The Philadelphia Inquirer:
A Penn Nurse Tackles Ageism In Health Care
What's the first statistic that medical professionals mention when they talk about patients? It's the patient's age, Rebecca Trotta, a Ph.D.-level nurse, pointed out in a lecture Monday to colleagues at the Hospital of the University of Pennsylvania. She urged them to consider how differently they would think about these two patients: a 57-year-old man who had fallen and had a change in mental status, and an 87-year-old man with the same symptoms. Chances are, she said, that they would instantly make unconscious assumptions about where those two patients were headed. They were much more likely to assume that the older man was frail, had dementia, and would wind up in a nursing home. Could it be that what she called "intrinsic ageism" makes such a negative outcome more likely? (Burling, 4/4)
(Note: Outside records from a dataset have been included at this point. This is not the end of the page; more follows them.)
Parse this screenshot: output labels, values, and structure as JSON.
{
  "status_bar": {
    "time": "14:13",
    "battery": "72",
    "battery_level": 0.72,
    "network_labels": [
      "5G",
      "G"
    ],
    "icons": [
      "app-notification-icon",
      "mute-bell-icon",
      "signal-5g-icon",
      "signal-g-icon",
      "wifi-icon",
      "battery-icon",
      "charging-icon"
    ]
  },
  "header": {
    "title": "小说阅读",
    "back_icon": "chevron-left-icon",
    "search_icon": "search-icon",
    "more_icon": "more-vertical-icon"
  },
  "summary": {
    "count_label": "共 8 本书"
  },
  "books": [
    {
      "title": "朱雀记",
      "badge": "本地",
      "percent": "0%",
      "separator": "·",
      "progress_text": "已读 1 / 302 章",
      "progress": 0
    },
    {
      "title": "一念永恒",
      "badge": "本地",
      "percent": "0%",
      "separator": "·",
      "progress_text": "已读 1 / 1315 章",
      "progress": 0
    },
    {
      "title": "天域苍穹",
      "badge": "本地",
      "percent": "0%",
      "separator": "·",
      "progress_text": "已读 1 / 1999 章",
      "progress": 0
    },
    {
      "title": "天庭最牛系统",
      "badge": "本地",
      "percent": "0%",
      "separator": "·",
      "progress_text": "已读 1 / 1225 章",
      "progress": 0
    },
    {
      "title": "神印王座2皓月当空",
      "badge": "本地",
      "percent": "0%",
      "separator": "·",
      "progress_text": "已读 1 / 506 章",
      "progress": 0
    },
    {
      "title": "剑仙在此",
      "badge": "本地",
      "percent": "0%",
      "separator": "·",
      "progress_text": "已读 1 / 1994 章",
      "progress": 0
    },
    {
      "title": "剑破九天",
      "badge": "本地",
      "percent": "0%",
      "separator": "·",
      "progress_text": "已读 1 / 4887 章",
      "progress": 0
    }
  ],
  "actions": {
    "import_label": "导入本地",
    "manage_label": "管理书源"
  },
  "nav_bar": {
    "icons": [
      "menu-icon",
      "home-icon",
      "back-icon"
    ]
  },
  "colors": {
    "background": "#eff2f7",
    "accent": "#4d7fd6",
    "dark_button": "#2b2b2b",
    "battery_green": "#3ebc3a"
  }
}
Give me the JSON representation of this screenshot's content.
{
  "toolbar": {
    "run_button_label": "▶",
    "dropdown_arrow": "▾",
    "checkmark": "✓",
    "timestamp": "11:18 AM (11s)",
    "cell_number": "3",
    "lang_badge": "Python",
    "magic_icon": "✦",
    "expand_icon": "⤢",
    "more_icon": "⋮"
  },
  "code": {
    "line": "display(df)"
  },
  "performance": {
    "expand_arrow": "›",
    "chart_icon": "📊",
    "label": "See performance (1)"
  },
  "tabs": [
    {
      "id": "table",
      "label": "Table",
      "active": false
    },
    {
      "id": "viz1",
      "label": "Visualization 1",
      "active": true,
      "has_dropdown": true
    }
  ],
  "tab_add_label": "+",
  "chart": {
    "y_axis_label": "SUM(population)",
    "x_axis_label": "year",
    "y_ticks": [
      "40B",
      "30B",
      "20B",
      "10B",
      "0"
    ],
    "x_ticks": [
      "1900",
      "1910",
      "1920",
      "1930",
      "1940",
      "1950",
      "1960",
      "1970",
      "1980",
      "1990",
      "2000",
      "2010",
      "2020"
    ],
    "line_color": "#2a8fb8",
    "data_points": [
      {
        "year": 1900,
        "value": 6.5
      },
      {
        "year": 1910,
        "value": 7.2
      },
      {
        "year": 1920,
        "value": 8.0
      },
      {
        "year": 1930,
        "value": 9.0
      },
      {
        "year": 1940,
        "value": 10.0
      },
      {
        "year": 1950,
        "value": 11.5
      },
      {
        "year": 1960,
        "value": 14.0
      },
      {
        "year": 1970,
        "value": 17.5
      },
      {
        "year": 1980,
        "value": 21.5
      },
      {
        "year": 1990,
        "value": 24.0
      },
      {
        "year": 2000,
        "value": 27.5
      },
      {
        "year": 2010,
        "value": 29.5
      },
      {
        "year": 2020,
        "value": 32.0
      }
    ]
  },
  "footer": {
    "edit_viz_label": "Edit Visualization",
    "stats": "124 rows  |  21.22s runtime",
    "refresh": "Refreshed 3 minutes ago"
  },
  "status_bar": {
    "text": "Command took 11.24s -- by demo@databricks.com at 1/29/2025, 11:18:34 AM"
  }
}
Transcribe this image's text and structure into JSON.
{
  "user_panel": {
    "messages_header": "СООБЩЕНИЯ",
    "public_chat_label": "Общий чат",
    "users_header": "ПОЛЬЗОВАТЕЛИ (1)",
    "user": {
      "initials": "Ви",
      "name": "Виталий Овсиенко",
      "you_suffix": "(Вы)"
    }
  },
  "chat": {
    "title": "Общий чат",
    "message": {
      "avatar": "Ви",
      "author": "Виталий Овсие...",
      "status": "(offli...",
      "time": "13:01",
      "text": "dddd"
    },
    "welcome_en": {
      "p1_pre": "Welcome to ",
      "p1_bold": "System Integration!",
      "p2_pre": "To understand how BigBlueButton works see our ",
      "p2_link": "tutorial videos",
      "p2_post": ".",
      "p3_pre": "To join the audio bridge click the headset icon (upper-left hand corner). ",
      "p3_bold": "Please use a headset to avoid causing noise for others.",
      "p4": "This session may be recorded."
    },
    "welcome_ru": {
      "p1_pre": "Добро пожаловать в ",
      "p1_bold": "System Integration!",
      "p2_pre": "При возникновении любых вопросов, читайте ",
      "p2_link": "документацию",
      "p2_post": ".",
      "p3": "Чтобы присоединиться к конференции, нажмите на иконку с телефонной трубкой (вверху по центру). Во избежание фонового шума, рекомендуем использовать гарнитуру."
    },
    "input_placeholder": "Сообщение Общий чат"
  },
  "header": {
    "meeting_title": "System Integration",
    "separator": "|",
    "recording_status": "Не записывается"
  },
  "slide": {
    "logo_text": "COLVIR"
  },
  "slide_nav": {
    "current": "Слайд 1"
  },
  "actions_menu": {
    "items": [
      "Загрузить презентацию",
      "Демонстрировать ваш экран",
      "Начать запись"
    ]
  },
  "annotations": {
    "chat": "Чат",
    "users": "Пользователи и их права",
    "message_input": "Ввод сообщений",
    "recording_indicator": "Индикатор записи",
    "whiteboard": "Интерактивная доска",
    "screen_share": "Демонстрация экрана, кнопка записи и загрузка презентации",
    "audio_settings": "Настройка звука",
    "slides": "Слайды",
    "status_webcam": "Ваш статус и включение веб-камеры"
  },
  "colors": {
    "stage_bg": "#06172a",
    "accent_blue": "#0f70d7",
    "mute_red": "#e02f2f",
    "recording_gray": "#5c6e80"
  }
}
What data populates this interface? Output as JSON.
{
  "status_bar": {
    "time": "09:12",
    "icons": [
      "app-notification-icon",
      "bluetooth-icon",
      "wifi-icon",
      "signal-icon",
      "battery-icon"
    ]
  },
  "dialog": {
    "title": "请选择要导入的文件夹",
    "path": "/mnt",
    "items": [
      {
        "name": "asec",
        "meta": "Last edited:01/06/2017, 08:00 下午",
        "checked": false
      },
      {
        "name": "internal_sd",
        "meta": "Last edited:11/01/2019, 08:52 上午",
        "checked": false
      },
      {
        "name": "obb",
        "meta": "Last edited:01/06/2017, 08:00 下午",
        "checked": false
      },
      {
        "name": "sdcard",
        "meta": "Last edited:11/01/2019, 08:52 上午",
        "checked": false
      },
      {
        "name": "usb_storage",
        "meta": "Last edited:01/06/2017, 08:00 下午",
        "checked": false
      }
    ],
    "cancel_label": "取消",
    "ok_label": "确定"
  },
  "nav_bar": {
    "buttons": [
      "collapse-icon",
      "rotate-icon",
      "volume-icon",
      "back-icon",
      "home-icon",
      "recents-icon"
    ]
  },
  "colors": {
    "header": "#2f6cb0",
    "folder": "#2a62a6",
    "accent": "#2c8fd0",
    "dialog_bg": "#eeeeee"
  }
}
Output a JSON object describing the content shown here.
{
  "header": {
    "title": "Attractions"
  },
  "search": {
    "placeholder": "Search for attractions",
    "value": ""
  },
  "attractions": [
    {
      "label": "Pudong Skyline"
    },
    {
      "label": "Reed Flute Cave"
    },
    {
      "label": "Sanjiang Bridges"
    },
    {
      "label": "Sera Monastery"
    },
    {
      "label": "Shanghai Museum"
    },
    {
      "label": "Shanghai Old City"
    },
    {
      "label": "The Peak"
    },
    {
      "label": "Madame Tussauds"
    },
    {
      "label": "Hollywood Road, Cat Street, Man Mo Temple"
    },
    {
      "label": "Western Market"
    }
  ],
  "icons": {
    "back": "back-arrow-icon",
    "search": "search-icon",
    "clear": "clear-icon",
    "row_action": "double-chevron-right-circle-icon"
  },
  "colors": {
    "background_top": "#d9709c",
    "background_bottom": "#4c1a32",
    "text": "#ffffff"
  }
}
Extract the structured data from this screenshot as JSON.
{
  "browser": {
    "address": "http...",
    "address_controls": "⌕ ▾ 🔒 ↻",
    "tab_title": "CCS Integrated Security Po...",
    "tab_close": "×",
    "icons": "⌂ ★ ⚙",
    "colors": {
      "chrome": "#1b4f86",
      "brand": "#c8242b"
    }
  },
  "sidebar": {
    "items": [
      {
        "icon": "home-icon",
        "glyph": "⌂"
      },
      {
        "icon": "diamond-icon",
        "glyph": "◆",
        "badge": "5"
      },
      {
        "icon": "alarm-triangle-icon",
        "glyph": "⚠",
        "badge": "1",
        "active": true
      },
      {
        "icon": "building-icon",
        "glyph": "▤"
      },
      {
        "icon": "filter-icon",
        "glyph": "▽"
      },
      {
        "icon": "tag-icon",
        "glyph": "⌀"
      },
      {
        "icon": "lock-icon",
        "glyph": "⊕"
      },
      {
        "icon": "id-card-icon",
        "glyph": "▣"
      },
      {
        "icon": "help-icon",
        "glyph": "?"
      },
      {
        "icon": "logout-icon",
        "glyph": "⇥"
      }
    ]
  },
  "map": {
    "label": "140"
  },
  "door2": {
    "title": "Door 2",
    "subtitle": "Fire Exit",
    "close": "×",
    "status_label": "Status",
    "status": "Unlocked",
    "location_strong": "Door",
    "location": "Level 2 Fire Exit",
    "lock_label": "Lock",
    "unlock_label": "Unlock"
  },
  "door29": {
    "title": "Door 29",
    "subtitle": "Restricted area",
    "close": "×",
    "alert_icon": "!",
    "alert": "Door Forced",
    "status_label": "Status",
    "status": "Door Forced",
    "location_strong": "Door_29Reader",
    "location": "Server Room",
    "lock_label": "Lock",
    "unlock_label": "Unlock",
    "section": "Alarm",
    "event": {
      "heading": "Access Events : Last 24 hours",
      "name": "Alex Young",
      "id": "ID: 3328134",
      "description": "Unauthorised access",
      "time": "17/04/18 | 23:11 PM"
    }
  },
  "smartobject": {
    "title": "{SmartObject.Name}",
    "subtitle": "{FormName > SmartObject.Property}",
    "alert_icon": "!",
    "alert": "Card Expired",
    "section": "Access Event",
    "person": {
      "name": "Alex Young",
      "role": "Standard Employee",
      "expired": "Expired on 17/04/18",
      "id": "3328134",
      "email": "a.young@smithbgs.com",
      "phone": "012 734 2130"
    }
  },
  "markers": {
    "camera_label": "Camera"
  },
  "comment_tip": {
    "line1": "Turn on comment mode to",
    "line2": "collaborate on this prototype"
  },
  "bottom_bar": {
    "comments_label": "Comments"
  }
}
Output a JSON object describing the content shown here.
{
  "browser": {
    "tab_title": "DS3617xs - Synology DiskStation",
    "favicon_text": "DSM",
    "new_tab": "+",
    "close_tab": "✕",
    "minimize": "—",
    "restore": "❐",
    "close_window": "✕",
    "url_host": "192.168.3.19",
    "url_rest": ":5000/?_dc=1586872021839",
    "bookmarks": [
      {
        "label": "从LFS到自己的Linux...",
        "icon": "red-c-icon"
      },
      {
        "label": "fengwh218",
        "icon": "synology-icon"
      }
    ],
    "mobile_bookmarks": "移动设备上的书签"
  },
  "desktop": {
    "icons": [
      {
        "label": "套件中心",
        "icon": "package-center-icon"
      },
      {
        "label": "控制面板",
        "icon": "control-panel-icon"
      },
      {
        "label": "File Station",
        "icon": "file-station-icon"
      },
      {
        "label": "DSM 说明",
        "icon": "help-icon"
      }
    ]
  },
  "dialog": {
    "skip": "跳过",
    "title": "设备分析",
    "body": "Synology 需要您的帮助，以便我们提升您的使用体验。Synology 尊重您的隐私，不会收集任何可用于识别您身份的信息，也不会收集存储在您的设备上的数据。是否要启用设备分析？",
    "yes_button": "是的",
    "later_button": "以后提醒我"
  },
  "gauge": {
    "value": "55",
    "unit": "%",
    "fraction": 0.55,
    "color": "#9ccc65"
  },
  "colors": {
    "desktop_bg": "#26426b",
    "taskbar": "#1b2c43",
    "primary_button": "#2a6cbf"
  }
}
Eye Clinic Manager Convicted In Huge Health Care Fraud: Puppet Of Father Or Partner In Crime?
A 41-year-old man who cheated public and private health insurance plans and the Internal Revenue Service out of $2.5 million over seven years at his father's eye clinic should spend at least 2 1/2 years in federal prison, a prosecutor argued Tuesday. But a defense lawyer countered that Anthony Curtis Neal suffers from autism spectrum disorder and was acting as a "servant'' for his "manipulative,'' "monstrous'' and "distorted'' father. Dr. Dean Elton Neal, 80, died from a stroke in May 2015 before federal prosecutors could charge the ophthalmologist. (Bernstein, 4/4)
Intermedix Buys WPC Healthcare
Intermedix is acquiring WPC Healthcare to strengthen its data analytics and machine learning capabilities. Intermedix, which moved most of its top executives to Nashville in 2015, expects the deal to help fuse clinical, financial and operational data into the decisions that health care providers make about revenue cycle management, or the complex health care billing process, said CEO Joel Portice. WPC Healthcare is a Brentwood-based company that collects data for a variety of uses in health care, ranging from technology that helps clinicians identify people with sepsis earlier to helping cities think about where mosquito populations might surge during warm months. (Fletcher, 4/4)
2 Portland Cafe Workers Contract Hepatitis A; Health Officials Investigating
Multnomah County health officials are investigating two hepatitis A cases among workers at a pair of Portland Cup & Saucer Cafes.The first of the cases was reported to the county health department on March 20, and the other was reported Monday, said county spokeswoman Julie Sullivan-Springhetti. Officials advise people who ate or drank at the cafes on specific dates in late March to contact their health care provider, she said.Hepatitis A is a contagious liver disease usually spread when someone ingests the virus from drinks, food or other things contaminated by an infected person's fecal matter, according to the Centers for Disease Control and Prevention. It can be a mild sickness, lasting a few weeks, or be more severe and last several months, the CDC said. (Ryan, 4/4)